more witnesses. A federal appeals court heard arguments today
on whether White House officials have total legal immunity against testifying before Congress. Former White House counsel Don McGahn was
subpoenaed last April about the special counsel’s Russia investigation, but he was directed
from above not to comply from. In Washington today, judges pressed the issue. JUDGE THOMAS B. GRIFFITH, D.C. Circuit Court
of Appeals: Has there ever been an instance of such a broad-scale defiance of a congressional
request for information, in the history of the republic? HASHIM MOOPPAN, Deputy Assistant Attorney
General: Never before in history has the Congress engaged in the sort of illegitimate inquiry
that it’s doing. I don’t want to get into that fight, because
— precisely because that is the sort of political dispute that this court shouldn’t be engaged
in. JUDY WOODRUFF: The outcome of the McGahn case
could have implications for other Trump aides who refused to testify at impeachment hearings. The appeals court also held arguments today
over a congressional subpoena for grand jury materials from the Russia investigation. In Australia, officials rushed today to complete
a mass evacuation of historic scope, before wildfire conditions worsen again. Several coastal towns are facing imminent
danger. Dan Rivers of Independent Television News
reports from Moruya in New South Wales. DAN RIVERS: The edge of this town used to
be a green calm wildlife refuge but not anymore. Now it is thick with smoke, and constantly
patrolled by pilots who risk their lives to save others. They are throwing everything they have at
this disaster, but the wall of flames keeps advancing. This town, like so many others down the coast,
is literally in the line of fire, with very little left to protect it. In the hands of these pilots, the fate of
so many depends. In Mallacoota, it felt like the fire was winning
this war.
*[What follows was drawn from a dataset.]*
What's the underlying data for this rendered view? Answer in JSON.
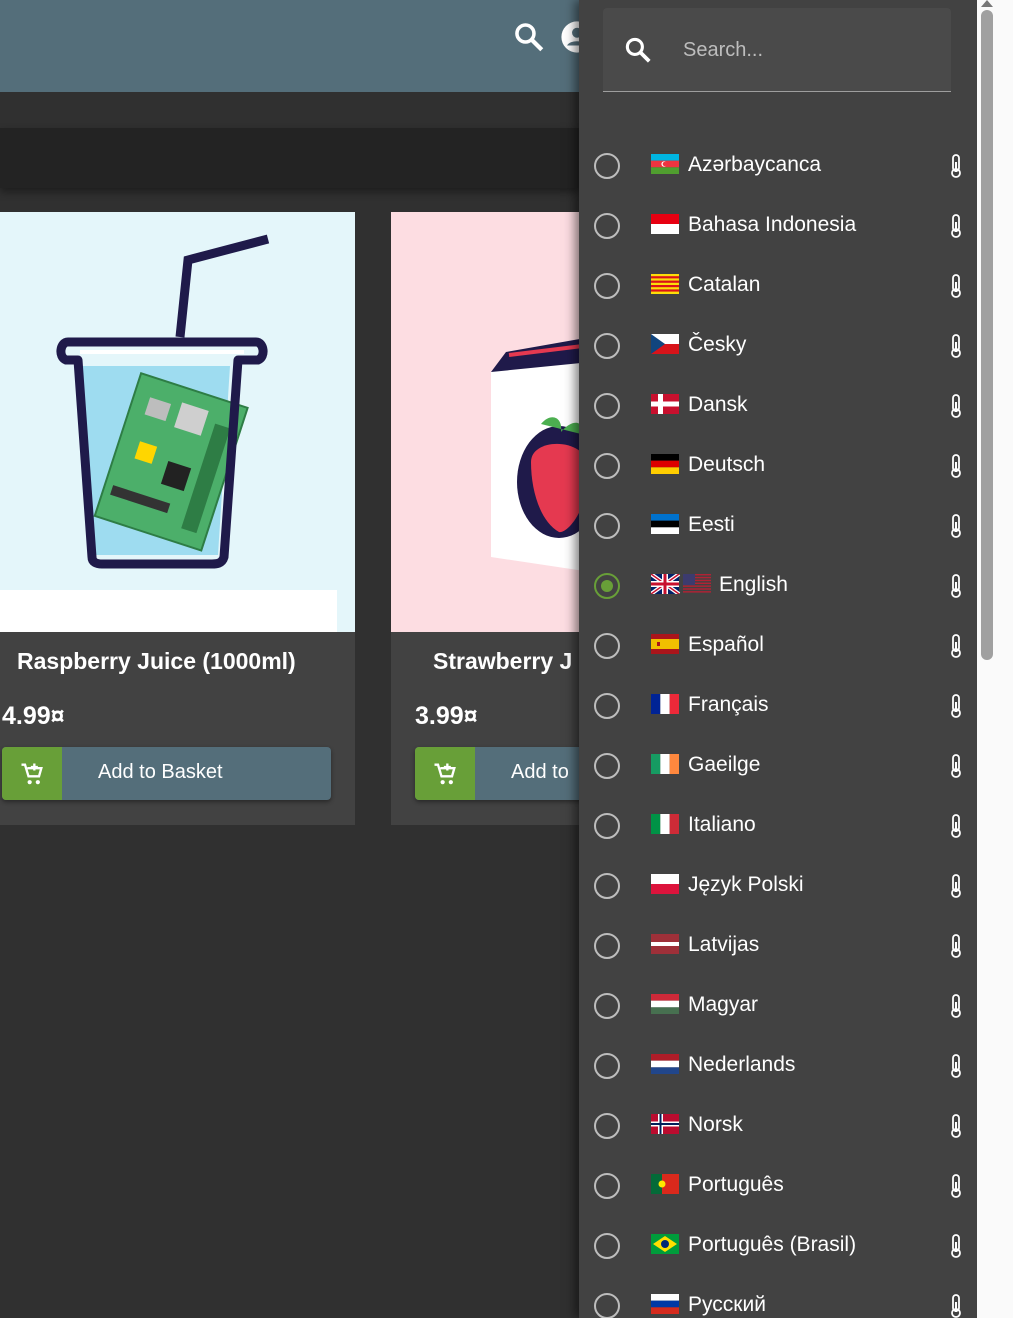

Tourists turned into evacuees, rescued by
the Australian navy, aboard, a helping hand, a hot meal and a huge sense of relief. HMAS Choules usually accommodates 700 troops,
but its commander said it can cope with many more evacuees. Up in the hills of Victoria, the tourist town
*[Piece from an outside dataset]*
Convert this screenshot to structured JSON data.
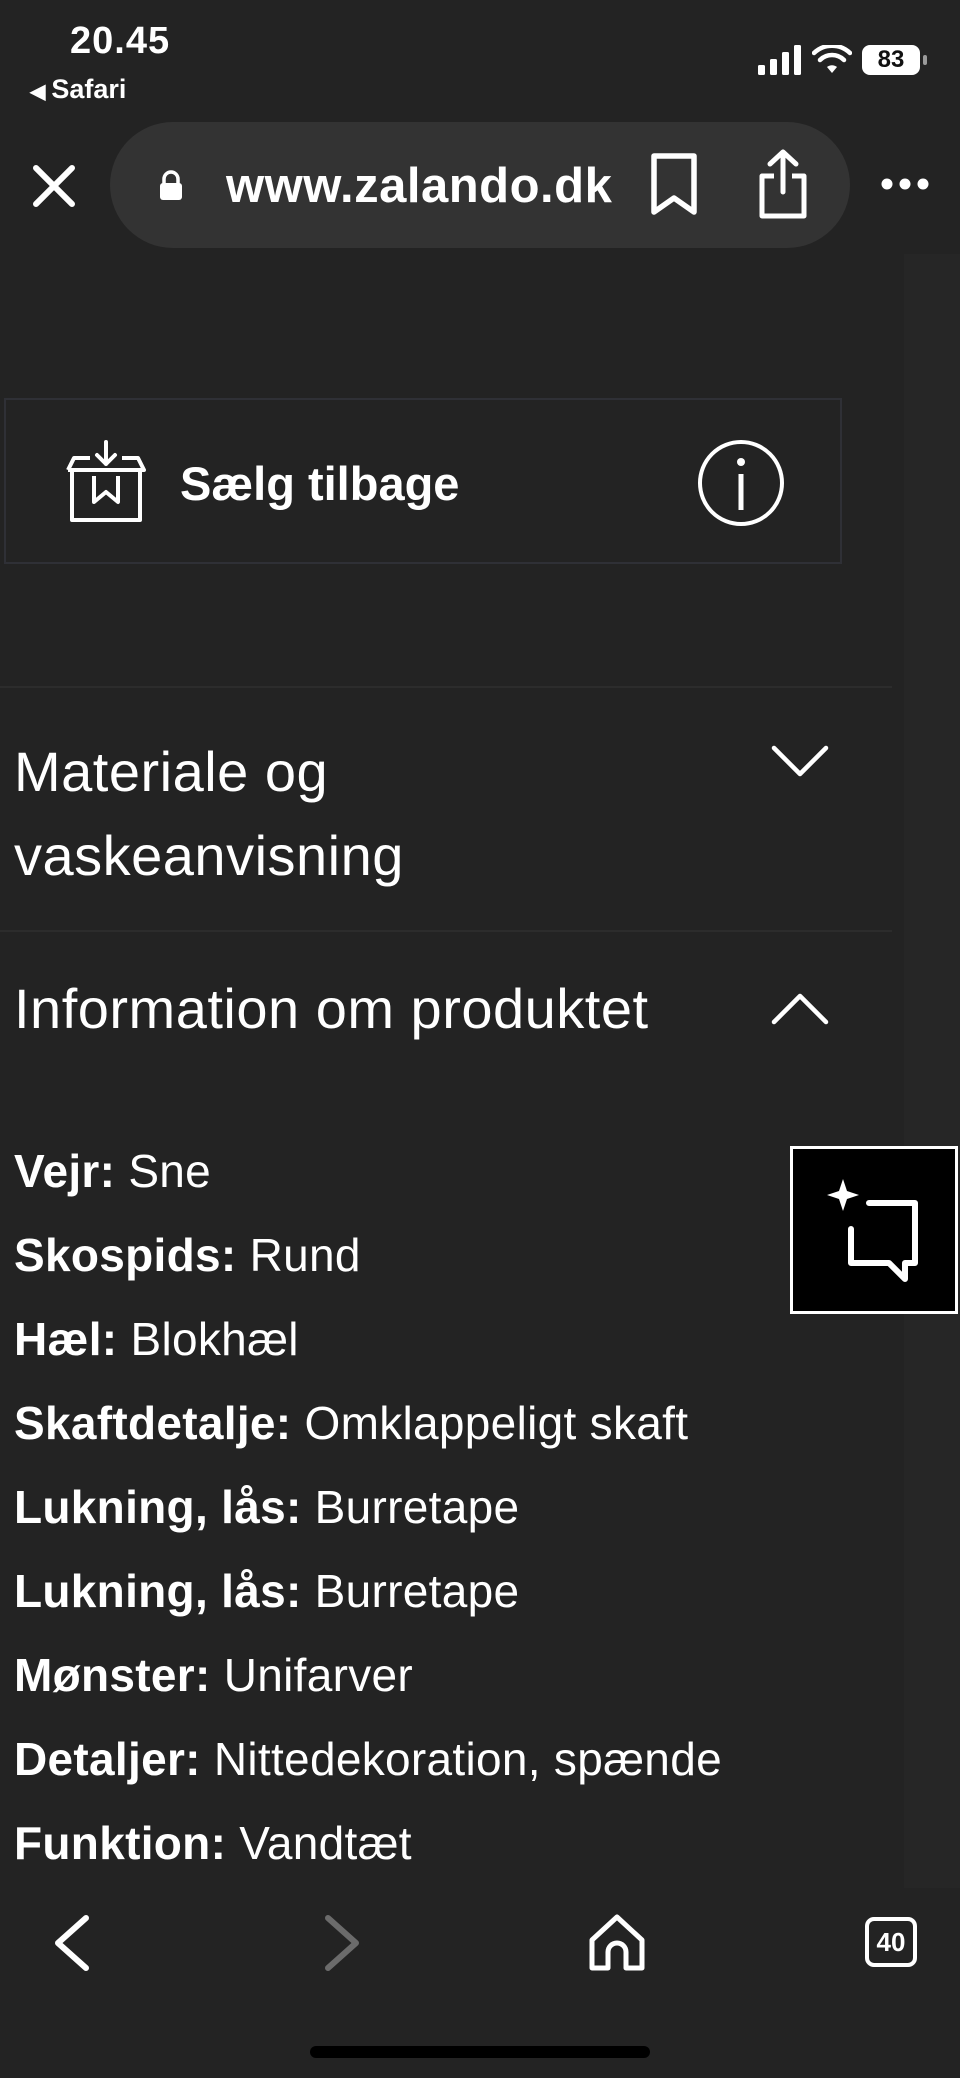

of Bright is one of just dozens left almost deserted by the hasty mass evacuation. MAN: here’s tents and caravans and all sorts
of things scattered around there. There’s a lot of food in all the villas, and
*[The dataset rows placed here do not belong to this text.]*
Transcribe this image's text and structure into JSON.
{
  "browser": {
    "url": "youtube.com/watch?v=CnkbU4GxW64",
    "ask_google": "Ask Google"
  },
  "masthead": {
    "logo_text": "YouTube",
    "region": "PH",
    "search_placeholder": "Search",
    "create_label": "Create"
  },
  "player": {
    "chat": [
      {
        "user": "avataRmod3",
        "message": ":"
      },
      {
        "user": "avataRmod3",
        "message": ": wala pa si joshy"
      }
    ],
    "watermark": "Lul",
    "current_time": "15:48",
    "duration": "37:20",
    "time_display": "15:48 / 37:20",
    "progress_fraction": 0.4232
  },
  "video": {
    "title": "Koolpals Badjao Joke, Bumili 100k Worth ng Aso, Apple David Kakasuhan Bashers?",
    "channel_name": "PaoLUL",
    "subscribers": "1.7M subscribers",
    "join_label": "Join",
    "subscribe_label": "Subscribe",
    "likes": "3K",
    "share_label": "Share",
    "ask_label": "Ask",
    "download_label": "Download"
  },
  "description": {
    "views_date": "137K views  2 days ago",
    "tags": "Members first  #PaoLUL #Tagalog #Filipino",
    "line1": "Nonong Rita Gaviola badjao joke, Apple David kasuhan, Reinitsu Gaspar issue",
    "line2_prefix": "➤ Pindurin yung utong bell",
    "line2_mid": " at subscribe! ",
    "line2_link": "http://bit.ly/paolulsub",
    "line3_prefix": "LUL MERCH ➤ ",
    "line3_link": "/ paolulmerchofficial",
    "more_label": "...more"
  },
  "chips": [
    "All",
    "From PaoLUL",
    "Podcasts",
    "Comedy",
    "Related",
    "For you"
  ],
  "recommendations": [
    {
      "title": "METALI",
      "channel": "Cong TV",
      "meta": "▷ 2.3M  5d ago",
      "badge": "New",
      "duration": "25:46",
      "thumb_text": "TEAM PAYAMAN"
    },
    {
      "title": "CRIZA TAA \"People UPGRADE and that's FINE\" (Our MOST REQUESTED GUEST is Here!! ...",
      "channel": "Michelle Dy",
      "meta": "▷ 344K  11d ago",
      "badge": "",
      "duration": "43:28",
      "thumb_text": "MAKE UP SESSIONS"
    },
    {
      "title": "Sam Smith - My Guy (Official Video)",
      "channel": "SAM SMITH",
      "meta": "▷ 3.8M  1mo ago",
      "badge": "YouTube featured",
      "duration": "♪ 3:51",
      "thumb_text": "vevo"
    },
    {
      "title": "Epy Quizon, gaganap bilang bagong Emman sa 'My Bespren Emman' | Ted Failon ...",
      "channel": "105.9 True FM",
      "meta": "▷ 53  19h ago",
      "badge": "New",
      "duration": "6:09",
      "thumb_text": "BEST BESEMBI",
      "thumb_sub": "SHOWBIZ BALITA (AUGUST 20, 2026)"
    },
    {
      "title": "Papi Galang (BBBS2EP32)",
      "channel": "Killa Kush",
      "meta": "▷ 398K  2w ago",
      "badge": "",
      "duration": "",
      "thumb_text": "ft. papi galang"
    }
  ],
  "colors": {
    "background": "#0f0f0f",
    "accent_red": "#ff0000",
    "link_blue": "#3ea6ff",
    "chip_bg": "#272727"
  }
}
probably seen what happened over the coast, and they have said, OK, we’re out of here. DAN RIVERS: Now those who are left are braced
for the worst. Winds of more than 90 miles an hour tomorrow
and temperatures soaring to more than 40 degrees Celsius threaten to make Saturday the most
dangerous day so far, with three separate fires all possibly converging into one potentially
deadly conflagration. JUDY WOODRUFF: That report from Dan Rivers
of Independent Television News. The death toll has reached 43 in monsoon flooding
around Indonesia’s capital, with nearly 400,000 people forced to flee. Today, just outside Jakarta, waters receded
to reveal streets turned to wastelands. Residents struggled to push damaged vehicles
off muddy roads littered with debris. Back in this country, downpours across the
Deep South put parts of five states under flood warnings and watches. The National Weather Service said that flood
advisories covered parts of Louisiana, Mississippi, Alabama, Tennessee, and Georgia, as the storm
system moved east. The region faced flooded roads and overflowing
rivers. Tennessee Congressman Phil Roe has joined
a wave of House Republicans who are retiring at the end of this year. He said today that he always planned to serve
only five or six terms after his initial election in 2008; 25 other House Republicans have already
decided not to run for reelection. And leaders of the United Methodist Church
say they are splitting in two over allowing gay marriage and gay clergy. They announced today that one branch will
endorse both practices. The other will oppose both. A church conference will vote on the plan
in May. Still to come on the “NewsHour”: a doctored
video of Joe Biden goes viral, drawing attention to the threat of disinformation on the 2020
campaign trail; plus, Mark Shields and David Brooks break down the top headlines from the
first week of the new year.

Leave a Reply

Your email address will not be published. Required fields are marked *